┌─ Supplied information

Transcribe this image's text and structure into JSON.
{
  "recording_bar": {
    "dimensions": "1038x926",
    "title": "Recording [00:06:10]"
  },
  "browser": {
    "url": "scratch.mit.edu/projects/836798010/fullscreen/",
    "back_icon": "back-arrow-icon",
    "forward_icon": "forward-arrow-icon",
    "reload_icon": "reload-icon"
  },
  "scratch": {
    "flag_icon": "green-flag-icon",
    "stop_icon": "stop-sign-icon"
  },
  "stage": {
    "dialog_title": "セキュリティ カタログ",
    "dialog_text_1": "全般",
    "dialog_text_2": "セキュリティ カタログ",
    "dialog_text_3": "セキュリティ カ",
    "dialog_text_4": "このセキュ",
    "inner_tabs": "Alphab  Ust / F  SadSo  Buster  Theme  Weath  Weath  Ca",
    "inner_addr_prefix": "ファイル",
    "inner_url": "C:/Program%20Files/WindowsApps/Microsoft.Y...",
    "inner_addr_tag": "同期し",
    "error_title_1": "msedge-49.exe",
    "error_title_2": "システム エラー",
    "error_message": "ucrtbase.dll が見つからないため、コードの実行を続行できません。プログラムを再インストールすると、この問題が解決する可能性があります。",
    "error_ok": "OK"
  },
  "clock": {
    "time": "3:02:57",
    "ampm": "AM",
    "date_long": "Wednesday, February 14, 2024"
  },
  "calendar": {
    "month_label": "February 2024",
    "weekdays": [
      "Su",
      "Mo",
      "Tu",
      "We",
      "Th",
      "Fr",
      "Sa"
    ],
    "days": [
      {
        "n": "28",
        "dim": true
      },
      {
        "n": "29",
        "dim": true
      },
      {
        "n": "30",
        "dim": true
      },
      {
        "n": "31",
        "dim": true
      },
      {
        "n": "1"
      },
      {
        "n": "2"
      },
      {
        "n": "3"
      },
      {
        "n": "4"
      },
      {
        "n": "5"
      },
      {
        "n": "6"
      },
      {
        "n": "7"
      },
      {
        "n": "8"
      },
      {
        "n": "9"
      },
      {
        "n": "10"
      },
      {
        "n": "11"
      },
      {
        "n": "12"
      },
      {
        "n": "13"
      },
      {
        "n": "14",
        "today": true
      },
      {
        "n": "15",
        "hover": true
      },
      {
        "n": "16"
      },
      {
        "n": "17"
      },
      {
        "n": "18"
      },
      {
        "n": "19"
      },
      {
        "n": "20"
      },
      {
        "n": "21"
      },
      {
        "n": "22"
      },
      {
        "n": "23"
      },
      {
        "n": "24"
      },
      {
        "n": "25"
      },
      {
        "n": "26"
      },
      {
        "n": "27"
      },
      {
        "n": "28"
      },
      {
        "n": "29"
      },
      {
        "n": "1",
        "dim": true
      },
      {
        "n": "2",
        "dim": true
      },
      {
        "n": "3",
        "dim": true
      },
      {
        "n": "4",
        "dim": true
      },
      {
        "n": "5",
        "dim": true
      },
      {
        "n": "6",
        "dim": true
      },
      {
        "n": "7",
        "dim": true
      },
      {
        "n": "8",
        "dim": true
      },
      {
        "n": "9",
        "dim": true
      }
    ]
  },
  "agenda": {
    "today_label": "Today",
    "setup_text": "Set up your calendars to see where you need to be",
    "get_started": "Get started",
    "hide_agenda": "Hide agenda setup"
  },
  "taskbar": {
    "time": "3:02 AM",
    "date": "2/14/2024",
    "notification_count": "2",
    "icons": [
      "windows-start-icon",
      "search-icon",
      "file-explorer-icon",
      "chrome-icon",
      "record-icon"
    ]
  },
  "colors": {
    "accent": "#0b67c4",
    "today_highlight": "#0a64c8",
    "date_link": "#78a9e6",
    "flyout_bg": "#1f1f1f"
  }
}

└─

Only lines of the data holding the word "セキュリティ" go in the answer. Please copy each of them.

Completed task ->
    "dialog_title": "セキュリティ カタログ",
    "dialog_text_2": "セキュリティ カタログ",
    "dialog_text_3": "セキュリティ カ",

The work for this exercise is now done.